Today, we turn our attention to the 604’s cabin.
A great deal of attention is paid to the exterior of cars though the interior is where we spend our time as drivers and passengers. For the 604 Peugeot had, for at least some of the time, the services of Paul Bracq. In the 60s he oversaw some of Mercedes-Benz’s finest vehicle exteriors, the ones that people think of when they think of a Mercedes (our image of these cars is four decades out of date). They are chromed, formal, upright, solid and faultless.
It is ironic then that Bracq arrived at Peugeot too late to perhaps do more than refine the interior. The dashboard, unavoidably in front of the driver, is not a success. It is hardly a complete failure and, by several measures, one of the better attempts at an all-injection moulded dash outside of Germany at this time.
The Italians produced their worst ever vehicle interiors around the mid 70s, as they had no intuitive way to handle the form language of moulded plastic. Turning back to the 604, one can imagine how the first theme drawings had a certain architectural rectitude; in three-dimensional form they loses coherence when seen from any view other than that of the person sitting in the middle of the rear bench.
Overall, the design has a single trope: a succession of oblongs descending from the instrument binnacle down to the four window switches placed ahead of the gear stick.

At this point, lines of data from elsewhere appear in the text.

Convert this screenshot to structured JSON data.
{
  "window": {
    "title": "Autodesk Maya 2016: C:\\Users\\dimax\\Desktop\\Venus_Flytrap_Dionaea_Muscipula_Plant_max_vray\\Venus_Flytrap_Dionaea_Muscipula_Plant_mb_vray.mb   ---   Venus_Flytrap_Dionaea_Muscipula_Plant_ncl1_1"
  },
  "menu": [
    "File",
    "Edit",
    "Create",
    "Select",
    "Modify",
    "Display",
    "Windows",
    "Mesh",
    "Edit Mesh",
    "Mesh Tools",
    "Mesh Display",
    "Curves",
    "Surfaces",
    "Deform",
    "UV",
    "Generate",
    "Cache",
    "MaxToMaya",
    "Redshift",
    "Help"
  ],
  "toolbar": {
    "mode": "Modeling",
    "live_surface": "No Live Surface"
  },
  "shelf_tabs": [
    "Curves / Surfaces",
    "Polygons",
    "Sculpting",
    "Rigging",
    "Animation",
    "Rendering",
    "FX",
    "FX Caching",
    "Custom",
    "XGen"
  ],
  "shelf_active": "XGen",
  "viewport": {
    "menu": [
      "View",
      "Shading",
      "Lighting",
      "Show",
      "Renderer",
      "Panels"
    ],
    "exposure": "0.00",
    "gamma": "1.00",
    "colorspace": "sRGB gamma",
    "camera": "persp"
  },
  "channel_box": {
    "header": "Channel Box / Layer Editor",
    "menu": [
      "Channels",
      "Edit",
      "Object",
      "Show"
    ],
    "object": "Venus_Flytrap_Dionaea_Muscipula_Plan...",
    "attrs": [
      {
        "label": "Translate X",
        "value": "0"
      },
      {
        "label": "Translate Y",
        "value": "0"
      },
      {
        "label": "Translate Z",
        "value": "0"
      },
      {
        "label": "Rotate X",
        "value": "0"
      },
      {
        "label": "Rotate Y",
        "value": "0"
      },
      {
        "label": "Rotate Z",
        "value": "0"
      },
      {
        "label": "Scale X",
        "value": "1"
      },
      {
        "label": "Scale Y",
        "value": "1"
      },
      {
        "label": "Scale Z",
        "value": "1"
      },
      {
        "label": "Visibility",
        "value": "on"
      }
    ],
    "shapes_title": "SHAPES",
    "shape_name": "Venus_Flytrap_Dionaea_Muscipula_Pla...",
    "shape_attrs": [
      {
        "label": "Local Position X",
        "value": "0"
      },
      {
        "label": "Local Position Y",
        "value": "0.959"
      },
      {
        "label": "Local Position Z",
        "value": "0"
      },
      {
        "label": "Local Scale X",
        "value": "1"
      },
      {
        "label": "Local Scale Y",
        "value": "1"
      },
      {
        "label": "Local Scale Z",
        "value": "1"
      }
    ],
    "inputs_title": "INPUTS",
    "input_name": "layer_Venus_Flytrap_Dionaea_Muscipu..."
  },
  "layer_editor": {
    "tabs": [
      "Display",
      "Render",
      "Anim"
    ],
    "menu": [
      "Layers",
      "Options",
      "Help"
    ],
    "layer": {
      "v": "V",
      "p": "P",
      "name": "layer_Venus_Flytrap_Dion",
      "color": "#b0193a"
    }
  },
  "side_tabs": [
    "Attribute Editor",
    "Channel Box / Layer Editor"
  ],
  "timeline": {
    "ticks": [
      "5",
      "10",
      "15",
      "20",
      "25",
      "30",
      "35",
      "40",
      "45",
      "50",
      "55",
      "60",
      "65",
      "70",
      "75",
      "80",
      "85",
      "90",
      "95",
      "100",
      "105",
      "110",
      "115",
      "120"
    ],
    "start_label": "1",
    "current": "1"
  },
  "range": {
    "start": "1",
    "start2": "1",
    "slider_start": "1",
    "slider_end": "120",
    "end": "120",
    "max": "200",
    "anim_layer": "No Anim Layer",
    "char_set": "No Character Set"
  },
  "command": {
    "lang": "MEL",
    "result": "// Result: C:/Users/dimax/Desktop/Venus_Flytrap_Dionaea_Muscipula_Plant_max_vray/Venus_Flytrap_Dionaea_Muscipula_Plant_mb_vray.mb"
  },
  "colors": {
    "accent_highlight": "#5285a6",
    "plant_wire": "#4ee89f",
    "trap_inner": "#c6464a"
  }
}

Seen from the driver’s seat, none of the main rectangles framing this array seem aligned. And small linear features elsewhere, such as the glove box’s upper edge and the adjoining feature line also don’t quite match up.
The perforations on the dash top (for the radio speaker) don’t relate to any other feature. It’s not that all of this is badly made but that optically the lines don’t achieve a harmonic arrangement. Compared to the W123, the dashboard appears fragile and haphazard. And the 604 dashboard distracts from the rest of the interior where great efforts were made to orchestrate the door-skins and seats.

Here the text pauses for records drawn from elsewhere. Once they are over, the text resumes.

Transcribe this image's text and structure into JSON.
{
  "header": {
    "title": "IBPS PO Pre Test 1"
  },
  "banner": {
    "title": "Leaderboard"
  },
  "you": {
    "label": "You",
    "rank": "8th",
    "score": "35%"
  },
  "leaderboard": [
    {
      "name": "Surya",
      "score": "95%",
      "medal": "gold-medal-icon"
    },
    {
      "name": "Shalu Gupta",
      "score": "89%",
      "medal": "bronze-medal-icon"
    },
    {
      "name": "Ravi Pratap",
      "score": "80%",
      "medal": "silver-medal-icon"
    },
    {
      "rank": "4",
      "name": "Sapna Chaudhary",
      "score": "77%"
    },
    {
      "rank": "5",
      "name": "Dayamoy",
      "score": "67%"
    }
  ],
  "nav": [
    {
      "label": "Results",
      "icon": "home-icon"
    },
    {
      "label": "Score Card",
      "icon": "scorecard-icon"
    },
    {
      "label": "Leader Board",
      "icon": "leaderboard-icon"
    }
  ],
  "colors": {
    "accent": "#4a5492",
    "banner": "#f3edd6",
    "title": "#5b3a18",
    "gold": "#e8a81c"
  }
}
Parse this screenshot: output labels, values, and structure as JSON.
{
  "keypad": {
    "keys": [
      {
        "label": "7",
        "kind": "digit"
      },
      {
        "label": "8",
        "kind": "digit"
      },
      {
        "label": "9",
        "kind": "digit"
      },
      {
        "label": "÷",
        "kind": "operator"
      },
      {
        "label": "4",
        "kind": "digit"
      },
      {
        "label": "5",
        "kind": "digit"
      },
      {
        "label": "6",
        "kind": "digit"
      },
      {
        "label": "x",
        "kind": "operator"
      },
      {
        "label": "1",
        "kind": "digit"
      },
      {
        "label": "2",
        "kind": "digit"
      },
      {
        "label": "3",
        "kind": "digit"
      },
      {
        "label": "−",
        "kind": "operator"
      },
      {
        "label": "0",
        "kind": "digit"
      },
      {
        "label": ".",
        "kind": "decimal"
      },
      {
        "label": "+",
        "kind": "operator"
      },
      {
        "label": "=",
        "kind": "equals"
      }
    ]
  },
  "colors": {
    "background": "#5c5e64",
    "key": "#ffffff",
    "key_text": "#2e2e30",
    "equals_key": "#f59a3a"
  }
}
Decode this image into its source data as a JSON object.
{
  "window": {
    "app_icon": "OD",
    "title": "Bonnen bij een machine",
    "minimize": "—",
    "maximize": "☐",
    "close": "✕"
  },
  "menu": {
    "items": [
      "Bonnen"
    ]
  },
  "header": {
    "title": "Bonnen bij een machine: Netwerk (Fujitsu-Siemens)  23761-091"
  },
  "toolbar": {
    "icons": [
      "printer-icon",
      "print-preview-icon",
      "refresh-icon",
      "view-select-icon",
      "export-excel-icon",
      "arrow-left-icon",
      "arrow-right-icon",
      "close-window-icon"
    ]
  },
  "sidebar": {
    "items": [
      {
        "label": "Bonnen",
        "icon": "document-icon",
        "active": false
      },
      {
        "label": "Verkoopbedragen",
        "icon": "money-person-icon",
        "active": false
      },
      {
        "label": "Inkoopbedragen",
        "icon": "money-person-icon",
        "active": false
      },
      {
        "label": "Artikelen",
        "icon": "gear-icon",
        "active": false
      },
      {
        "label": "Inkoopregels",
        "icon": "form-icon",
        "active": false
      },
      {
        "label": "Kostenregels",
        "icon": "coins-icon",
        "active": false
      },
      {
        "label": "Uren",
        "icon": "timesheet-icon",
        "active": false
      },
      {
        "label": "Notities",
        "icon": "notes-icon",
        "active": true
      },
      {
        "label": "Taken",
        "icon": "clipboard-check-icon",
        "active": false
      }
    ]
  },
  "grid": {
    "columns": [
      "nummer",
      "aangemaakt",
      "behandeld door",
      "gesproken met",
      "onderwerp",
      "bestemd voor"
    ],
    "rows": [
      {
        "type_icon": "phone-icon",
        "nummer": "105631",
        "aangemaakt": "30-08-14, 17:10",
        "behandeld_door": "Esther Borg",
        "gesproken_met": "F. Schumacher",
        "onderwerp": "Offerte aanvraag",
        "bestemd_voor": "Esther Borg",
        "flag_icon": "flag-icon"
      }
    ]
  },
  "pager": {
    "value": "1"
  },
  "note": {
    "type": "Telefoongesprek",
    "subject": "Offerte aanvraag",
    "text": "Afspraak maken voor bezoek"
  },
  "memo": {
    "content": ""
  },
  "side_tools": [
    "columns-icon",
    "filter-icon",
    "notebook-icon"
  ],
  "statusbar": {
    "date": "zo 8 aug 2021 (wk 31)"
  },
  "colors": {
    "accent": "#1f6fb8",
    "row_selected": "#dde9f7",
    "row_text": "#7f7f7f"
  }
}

The front door cards are models of their kind: simple and elegant where the aesthetic elegance harmonizes with an economy of parts that is as intellectually satisfying as a door skin can possibly be. The mismatch between the dash and the rest is thus all the more jarring; it is as if the dashboard comes from an entirely different set of designers, from a car from a different maker.

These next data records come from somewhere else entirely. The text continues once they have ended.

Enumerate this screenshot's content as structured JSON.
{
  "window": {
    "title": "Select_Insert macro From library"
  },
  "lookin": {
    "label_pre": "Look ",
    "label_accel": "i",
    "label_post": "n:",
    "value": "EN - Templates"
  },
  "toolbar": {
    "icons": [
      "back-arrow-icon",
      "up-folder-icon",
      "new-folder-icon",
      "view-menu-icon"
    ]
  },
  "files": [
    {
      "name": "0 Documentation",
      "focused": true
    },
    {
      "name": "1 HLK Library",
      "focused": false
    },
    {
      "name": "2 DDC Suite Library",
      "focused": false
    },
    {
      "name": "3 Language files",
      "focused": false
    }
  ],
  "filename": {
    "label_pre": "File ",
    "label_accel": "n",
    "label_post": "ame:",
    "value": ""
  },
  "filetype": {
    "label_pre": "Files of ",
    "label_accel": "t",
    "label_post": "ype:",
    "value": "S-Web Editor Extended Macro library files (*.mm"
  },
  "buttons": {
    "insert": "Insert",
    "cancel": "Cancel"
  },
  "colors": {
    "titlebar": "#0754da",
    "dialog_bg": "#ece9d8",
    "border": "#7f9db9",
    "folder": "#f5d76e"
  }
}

And yet, with very few exceptions, few motoring correspondents noticed this fact. It wasn’t until about 1983 that Car magazine observed that a comprehensive redesign of the interior was badly needed. For its first five years the dashboard’s not-quite-good styling failed to arouse the attention of the press in any way at all, other than that some noted that an engine redline was not marked on the speedometer.
Whether the prospective buyers saw any of these demerits is hard to know. Conceivably the answer is a tentative “no.” Most other 70s interiors were quite poor or at least unremarkable, as noted above. Design hyper-sensibility of the kind that leads one to notice switch alignments and millimetric details of craftsmanship did not escape the studios of car designers until the late 90s. Then car journalists of the more meticulous type appropriated the language of industrial designers. Russell Bulgin is the chief and perhaps only example of this fetish. It would be wrong to view the 604’s interior failings with the eyes of the modern consumer.
The interior was modern in one way, since it lacked any decorative wood. Even Mercedes had a wood option though Rover’s 3500 of 1976 also stoutly refused any walnut (at least until a sad remodelling late in life to satisfy British traditionalists). The French generally didn’t have a custom of using tree in their interiors and thus simultaneously the 604 is both modern and traditional.
The debate about whether to use wood inside a car hinges on how one imagines form and function are related. If function is understood in the tight sense of an object doing just precisely and literally what is asked of it, then wood has no place inside a car since it’s decorative. If one has a more expansive definition, then we can allow that wood is functional in that it serves to please the eye and, less romantically, attract buyers who don’t worry about the norms of the Bauhaus movement.
The absence of wood inside the car is entirely in keeping with the notion of the 604 as a comfortable but modestly efficient vehicle for cautious men of business and of administration. Semantically, the absence of wood also signals a regard for that type of modernity that had a narrow definition of functionality.
The restrained style of the car tried to express what one could call sober luxury. The car came in a range of sensible exterior colours unlike the CX. The most extravagant interior colour was a kind of warm orange velour but it was also sold with grey velour and tan hide. Nothing that would scare an accountant or the minister for finance. It was a vehicle intended as an efficient tool for senior corporate staff and government officials where comfort was a necessity but overt luxury was not.